Title: Darling Rose Gold
Author: Stephanie Wrobel
Genre: Thriller, Mystery
Date published: March 17th 2020
Page Count: 320
For the first eighteen years of her life, Rose Gold Watts believed she was seriously ill. She was allergic to everything, used a wheelchair and practically lived at the hospital. Neighbors did all they could, holding fundraisers and offering shoulders to cry on, but no matter how many doctors, tests, or surgeries, no one could figure out what was wrong with Rose Gold.
Turns out her mom, Patty Watts, was just a really good liar.
After serving five years in prison, Patty gets out with nowhere to go and begs her daughter to take her in. The entire community is shocked when Rose Gold says yes.
Patty insists all she wants is to reconcile their differences. She says she’s forgiven Rose Gold for turning her in and testifying against her. But Rose Gold knows her mother. Patty Watts always settles a score.
Unfortunately for Patty, Rose Gold is no longer her weak little darling…
And she’s waited such a long time for her mother to come home.
Crazy mother reunites with crazier daughter.
Patty, who has Munchausen by Proxy, has abused her daughter Rose Gold for years. During her 18 years under her mother’s care, Rose Gold suffered from malnutrition and other ailments that have resulted in balding and rotting in her teeth.
After standing to testify against her mother, Rose Gold finds herself free at last when Patty is sentenced to prison. But not for long. After 5 years, her mother is out again, hoping to reunite once again with her estranged but beloved daughter. But both set out with agendas to meet.
What I Liked:

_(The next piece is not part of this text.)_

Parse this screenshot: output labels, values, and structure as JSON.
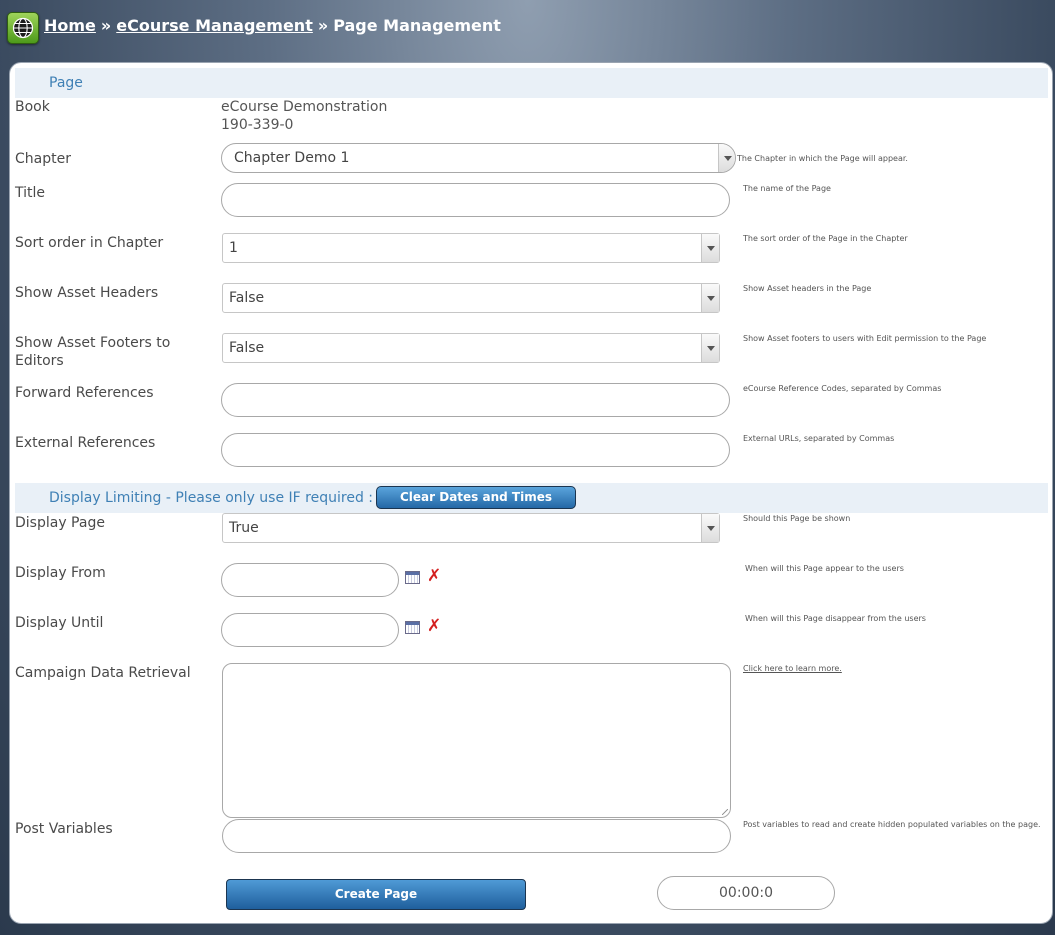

- Stephanie Wrobel didn’t try to victimize Rose Gold or portray her as innocent in any way. Rose Gold certainly not a likeable character and she doesn’t try to be. During her five years free of her mother’s grasp, Rose Gold tries and fails to integrate into society and lead a normal life. With each thwarted attempt, she seems to spiral deeper towards a darker and more menacing side.
- It gives a darker glimpse on humanity and begs you to wonder how much is nature and how much is nurture.
- The story is told in both perspectives of mother and daughter and it seems that the apple doesn’t fall hard from the tree. Both are cold and deranged as their thoughts reveal how the consequences of abusing and being abused has changed them in different ways.
- They are both unreliable and sometimes when they recount their past together, it’s hard to know who is telling the truth. Rose Gold speaks of her mother’s acts of poisoning her to keep her dependent on her mother. But Patty reveals how Rose Gold is more cunning than an average child, taking advantage of her illness to seek favors and gain attention. Crazy runs in the family.
What I Disliked:
- It’s hard to believe that after everything that’s happened, Patty is allowed to move in with Rose Gold or that Rose Gold would even be willing to let her in. Despite having the motive to seek revenge, I don’t understand how that can eclipse the amount of trauma and abuse she’s faced.
- The pacing of the story felt a bit off towards the end of the book. At the beginning, the plot was slow and took the time to lay out the scene for us, but then so much happened in the last 20% of the book.
- The ending felt unrealistic and glossed over. The book had a great buildup with the back stories and tensions between the character, but the execution at the end was underwhelming.
Darling Rose Gold is a chilling and dark story about a mother’s destructive love and a daughter’s revenge. If you enjoyed Sharp Objects or The Act, definitely give Darling Rose Gold a shot.